Just recently a good friend was attacked by a couple of trolls on Facebook, and it got me thinking about the blessing and curse of social media.
The blessing is how it keeps all together, sort of like the mortar between a wall of bricks. We’re able to communicate and stay in touch. For example, social media played a huge role in helping so many of us keep our sanity through the pandemic. But there is a curse…
To start, social media gives people the opportunity to behave badly! They hide behind the anonymity of their computer screens and write things they would NEVER say to your face. It’s also an opportunity for people to simply be misunderstood.
Written communication is the most difficult way to express yourself. The reader doesn’t hear any tone in your voice and is missing all the body language that goes along with expression when you’re talking face to face.
And there’s one more ingredient that’s new to our world – we used to be able to disagree and then go to lunch. Now, people are so polarized that it’s a “my way or the highway” scenario. I’ve actually seen friendships dissolve simply because two people disagreed.
So, here are some suggestions:
- First, read what they’ve written – not every person we think is a troll is necessarily in attack mode. This goes back to misunderstanding what they’ve written and it often just needs a response to ask them to clarify.
- Don’t respond to trolls, when you’ve determined that they’re really on the attack.
- Don’t engage in the discussion and play offense.

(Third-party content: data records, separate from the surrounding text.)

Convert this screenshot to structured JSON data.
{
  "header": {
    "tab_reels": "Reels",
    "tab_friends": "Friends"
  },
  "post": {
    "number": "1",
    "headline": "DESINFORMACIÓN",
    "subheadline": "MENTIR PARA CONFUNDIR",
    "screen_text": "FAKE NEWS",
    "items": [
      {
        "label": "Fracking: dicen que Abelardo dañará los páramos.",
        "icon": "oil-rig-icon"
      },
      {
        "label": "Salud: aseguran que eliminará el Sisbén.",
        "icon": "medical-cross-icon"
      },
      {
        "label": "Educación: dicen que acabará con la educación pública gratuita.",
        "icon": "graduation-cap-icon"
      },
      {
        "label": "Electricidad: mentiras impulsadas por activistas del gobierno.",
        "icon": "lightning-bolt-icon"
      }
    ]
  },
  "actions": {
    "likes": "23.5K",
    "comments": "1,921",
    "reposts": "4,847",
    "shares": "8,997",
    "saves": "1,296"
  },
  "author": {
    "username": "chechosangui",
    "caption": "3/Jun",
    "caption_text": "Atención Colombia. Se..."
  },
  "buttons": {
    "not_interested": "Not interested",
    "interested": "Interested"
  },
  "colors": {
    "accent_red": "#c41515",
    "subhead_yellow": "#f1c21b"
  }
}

- If you’re attacked in a public forum, hold back and see if other friends come to your defense. More than once over the years I was under attack and other friends jumped into shut down my troll.
- Remember, you can always simply walk away and either leave the group or just remove whatever you posted.
Last but not least – don’t take it personally. Most trolls don’t even know you – they live to be controversial. They thrive off of the energy of knowing you’re upset, and their ability to think they’ve established power.
The bottom line is that life is simply too short. Don’t waste your time on people whose opinions don’t matter. And when it comes to criticism of your photographs remember Dean Collins’ old line…
“Beauty is in the eyes of the checkbook holder!”